TASK DATA ▸
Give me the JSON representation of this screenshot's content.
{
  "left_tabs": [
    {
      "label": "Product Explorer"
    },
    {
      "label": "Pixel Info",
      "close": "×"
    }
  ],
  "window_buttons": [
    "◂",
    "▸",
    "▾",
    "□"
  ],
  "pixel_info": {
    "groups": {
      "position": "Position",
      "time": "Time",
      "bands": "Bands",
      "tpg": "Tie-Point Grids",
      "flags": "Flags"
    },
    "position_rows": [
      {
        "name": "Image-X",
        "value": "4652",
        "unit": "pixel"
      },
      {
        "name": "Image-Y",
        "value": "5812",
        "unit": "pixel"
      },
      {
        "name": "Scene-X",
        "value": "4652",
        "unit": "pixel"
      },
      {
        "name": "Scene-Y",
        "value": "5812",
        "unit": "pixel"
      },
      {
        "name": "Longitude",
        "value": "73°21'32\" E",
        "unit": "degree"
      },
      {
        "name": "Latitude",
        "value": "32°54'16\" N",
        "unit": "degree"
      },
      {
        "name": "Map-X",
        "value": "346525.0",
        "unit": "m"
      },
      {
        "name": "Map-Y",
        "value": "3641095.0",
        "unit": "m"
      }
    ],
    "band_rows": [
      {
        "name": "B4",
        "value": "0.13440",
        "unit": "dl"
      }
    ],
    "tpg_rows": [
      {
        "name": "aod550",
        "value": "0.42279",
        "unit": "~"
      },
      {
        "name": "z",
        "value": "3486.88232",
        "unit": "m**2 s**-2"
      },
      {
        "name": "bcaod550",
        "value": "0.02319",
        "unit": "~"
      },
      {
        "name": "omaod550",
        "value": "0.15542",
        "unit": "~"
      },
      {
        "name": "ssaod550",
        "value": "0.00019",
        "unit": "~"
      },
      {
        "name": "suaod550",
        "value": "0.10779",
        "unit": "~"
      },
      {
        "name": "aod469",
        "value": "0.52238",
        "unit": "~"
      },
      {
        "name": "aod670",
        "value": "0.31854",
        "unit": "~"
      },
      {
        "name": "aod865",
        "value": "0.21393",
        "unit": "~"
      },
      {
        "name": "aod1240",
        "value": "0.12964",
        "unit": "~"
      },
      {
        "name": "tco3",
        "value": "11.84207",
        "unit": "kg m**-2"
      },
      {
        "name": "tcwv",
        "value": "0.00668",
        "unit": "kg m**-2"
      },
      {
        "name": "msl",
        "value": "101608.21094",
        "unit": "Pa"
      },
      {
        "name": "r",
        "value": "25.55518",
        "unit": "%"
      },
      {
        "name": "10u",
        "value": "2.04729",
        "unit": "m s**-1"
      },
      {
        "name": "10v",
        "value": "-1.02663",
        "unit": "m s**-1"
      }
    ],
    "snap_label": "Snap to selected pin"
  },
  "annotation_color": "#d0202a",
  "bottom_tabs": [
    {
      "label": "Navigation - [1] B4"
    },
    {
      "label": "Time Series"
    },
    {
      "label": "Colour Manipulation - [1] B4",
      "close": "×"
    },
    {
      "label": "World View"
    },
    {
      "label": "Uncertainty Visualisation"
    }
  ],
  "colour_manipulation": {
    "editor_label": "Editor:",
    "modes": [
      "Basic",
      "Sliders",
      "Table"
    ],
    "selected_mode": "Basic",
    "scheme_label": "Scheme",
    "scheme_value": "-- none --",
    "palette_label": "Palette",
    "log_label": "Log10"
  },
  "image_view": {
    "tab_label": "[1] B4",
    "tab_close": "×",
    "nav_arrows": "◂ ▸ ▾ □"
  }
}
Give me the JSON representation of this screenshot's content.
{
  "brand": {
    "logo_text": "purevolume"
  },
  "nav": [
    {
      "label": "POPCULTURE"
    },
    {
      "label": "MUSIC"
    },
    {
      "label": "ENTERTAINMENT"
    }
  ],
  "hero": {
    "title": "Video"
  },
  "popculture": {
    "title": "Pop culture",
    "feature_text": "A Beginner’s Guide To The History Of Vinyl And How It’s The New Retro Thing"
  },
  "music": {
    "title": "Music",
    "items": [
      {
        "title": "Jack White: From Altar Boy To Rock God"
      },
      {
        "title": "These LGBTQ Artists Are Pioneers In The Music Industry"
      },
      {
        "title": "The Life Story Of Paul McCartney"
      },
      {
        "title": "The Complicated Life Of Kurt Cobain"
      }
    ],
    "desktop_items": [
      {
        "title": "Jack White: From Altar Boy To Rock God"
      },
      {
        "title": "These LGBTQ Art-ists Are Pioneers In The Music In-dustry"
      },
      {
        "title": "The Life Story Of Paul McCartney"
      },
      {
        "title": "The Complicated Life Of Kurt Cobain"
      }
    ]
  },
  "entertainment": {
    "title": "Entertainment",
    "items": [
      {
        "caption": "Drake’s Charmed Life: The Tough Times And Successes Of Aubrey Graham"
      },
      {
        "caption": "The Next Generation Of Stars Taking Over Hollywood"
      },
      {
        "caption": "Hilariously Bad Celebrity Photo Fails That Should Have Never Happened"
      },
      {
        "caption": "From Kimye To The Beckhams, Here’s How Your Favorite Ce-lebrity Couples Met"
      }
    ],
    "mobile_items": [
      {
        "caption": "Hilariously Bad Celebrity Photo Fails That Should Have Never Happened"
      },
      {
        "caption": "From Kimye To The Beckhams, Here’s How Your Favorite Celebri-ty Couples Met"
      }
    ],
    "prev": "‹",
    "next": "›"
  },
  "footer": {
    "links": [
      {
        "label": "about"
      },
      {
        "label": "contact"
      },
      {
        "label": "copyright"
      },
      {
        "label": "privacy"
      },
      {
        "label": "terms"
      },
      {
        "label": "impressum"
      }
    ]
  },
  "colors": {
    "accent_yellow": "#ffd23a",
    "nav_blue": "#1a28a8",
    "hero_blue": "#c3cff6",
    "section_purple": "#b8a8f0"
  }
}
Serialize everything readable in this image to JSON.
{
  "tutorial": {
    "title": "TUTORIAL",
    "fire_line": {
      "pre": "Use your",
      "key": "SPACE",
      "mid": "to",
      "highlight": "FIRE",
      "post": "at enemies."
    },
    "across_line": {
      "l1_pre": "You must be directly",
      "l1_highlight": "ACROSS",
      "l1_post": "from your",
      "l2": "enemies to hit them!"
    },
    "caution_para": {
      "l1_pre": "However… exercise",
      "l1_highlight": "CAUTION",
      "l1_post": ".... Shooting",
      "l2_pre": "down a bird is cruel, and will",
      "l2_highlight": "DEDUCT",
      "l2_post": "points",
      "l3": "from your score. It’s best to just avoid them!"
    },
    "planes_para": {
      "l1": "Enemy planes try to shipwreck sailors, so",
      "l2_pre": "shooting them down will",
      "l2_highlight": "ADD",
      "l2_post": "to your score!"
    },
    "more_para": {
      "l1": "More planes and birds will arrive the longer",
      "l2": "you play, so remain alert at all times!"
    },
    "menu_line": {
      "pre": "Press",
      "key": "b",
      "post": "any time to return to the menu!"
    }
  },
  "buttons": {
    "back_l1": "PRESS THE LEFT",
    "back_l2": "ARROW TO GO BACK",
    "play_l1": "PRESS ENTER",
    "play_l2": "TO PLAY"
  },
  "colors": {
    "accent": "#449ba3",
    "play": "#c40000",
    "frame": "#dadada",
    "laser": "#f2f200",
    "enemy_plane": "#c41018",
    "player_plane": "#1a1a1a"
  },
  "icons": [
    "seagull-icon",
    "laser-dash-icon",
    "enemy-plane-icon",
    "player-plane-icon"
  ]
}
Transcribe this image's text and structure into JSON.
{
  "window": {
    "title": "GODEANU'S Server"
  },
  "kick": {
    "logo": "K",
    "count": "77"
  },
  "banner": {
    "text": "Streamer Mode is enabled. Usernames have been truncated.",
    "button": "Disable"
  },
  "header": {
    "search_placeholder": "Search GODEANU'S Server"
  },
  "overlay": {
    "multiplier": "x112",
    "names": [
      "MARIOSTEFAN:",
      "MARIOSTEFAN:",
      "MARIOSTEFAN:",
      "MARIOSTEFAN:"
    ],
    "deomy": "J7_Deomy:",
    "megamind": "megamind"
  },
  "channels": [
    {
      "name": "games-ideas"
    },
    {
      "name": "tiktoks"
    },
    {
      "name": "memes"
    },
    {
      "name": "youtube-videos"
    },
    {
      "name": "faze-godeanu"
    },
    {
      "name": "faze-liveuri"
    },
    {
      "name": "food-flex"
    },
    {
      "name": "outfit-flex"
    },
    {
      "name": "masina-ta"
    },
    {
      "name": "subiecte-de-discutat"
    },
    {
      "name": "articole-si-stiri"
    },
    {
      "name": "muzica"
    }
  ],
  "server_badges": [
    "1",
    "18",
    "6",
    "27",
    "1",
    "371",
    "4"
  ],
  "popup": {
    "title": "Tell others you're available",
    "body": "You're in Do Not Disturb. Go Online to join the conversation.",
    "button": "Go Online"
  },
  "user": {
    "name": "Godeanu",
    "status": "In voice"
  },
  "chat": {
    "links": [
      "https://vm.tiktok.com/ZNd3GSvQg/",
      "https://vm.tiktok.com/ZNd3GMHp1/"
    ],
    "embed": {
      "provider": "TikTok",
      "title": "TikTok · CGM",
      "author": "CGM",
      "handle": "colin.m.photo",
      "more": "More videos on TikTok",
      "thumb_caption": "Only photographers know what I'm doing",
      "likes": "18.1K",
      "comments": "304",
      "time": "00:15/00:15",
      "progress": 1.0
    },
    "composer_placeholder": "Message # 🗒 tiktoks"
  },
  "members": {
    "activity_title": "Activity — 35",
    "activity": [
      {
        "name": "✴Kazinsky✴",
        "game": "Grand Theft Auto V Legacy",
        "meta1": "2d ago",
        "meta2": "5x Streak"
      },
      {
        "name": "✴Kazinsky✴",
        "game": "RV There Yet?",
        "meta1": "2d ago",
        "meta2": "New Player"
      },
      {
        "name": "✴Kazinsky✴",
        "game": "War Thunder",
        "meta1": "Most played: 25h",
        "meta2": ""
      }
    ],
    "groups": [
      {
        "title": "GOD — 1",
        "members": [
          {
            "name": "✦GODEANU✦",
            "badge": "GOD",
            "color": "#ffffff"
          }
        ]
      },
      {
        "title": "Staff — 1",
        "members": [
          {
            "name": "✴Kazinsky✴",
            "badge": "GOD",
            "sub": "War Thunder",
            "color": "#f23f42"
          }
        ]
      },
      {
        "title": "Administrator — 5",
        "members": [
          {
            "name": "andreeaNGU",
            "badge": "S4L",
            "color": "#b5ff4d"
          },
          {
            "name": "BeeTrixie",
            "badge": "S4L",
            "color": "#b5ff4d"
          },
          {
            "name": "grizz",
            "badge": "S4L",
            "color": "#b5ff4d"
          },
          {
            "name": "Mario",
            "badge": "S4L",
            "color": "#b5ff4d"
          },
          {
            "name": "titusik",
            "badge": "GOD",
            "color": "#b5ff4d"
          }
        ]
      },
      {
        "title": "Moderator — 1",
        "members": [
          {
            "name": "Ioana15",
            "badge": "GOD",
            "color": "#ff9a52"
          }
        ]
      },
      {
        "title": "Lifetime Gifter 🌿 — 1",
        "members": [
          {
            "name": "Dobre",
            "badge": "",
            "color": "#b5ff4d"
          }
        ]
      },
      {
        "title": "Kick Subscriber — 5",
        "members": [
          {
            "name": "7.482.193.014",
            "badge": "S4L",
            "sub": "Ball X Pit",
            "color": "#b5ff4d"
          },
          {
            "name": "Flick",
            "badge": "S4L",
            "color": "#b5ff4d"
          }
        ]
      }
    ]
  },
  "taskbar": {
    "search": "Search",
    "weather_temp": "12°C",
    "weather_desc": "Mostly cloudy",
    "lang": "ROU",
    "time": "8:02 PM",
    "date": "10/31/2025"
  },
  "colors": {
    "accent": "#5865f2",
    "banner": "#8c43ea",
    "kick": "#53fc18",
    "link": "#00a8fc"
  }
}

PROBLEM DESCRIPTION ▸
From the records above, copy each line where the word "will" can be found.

ANSWER ▸
      "l2_pre": "down a bird is cruel, and will",
      "l2_pre": "shooting them down will",
      "l1": "More planes and birds will arrive the longer",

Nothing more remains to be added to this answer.